OILY WASTEWATER FILTRATION PROJECT ENGINE PLANT MANUFACTURING

Industrial Fluid Management

BACKGROUND / HISTORY

One of three major US Auto Manufacturers has operated the engine block casting and engine manufacturing facility in Brookpark, OH near Cleveland since the post WWII Era. Recent changes in the Auto industry, this auto manufacturer determined that casting was no longer in the best interest of the business.

The recent decision to end engine block casting at this facility made a huge impact in which method of wastewater treatment would be required to produce acceptable water quality that could be discharged to the local POTW.

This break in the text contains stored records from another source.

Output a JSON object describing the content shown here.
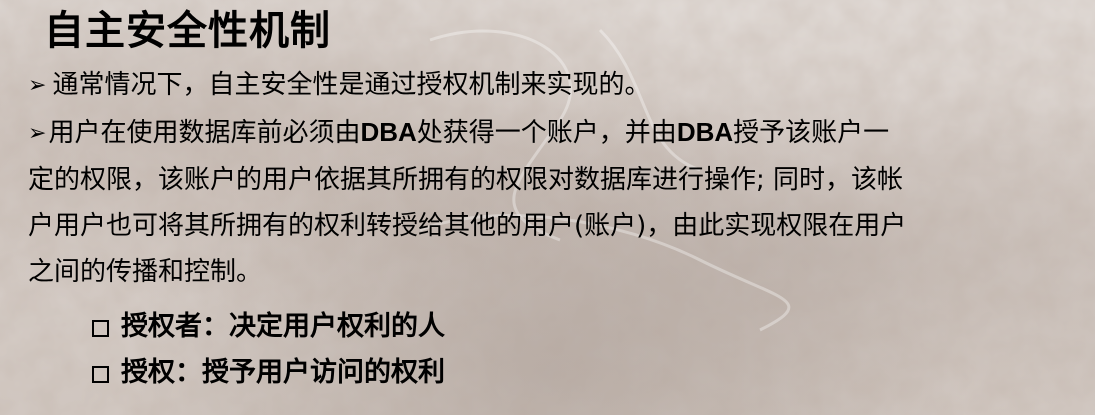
{
  "title": "自主安全性机制",
  "bullets": [
    {
      "marker": "➢",
      "text": "通常情况下，自主安全性是通过授权机制来实现的。"
    },
    {
      "marker": "➢",
      "segments": [
        "用户在使用数据库前必须由",
        "DBA",
        "处获得一个账户，并由",
        "DBA",
        "授予该账户一",
        "定的权限，该账户的用户依据其所拥有的权限对数据库进行操作; 同时，该帐",
        "户用户也可将其所拥有的权利转授给其他的用户(账户)，由此实现权限在用户",
        "之间的传播和控制。"
      ]
    }
  ],
  "sub_items": [
    {
      "text": "授权者：决定用户权利的人"
    },
    {
      "text": "授权：授予用户访问的权利"
    }
  ]
}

The removal of casting operations greatly reduced the total volume of water that ultimately diluted the concentrated oily wastewater from engine manufacturing operations. The standard treatment of the oily wastewater from engine manufacturing was oil skimming, coagulation, flocculation and floating. This physical / chemical treatment did provide some level of reduction of oil and grease levels, but without the greater volume of water from casting operations would not adequately meet POTW standards.

TREATMENT IMPROVEMENTS

Amongst a major automotive maker's Engineering, IFM and membrane manufacturers, it was determined that engine manufacturing wastewater under proper conditions, be filtered with ultrafiltration membrane technology.

The water soluble oils used for lubrication of machining, grinding and cutting associated with engine manufacturing, if maintained in an emulsion will be retained by ultrafiltration membranes. The emulsion is essentially dewatered through this technology, concentrating oils to a marketable concentration and producing high quality effluent acceptable to the POTW.

Other components are required along with membrane filtration to make a successful system. Aerated Equalization is required to provide a homogenous blend of various lubricant dumps and peak flows. Aeration is required to keep emulsified oils from going anaerobic (septic) due to biological activity. Biological Activity must be reduced to a minimum to reduce the formation of low pH conditions and biofilms that affect emulsion integrity and negatively affect membrane filtration.

Free oil must be removed physically prior to membrane filtration also. This is accomplished through Corrugated Plate technology prior to UF membrane Technology. pH adjustment is accomplished within process tanks associated with UF membranes to help maintain emulsion integrity, which makes the filtration process work more effectively.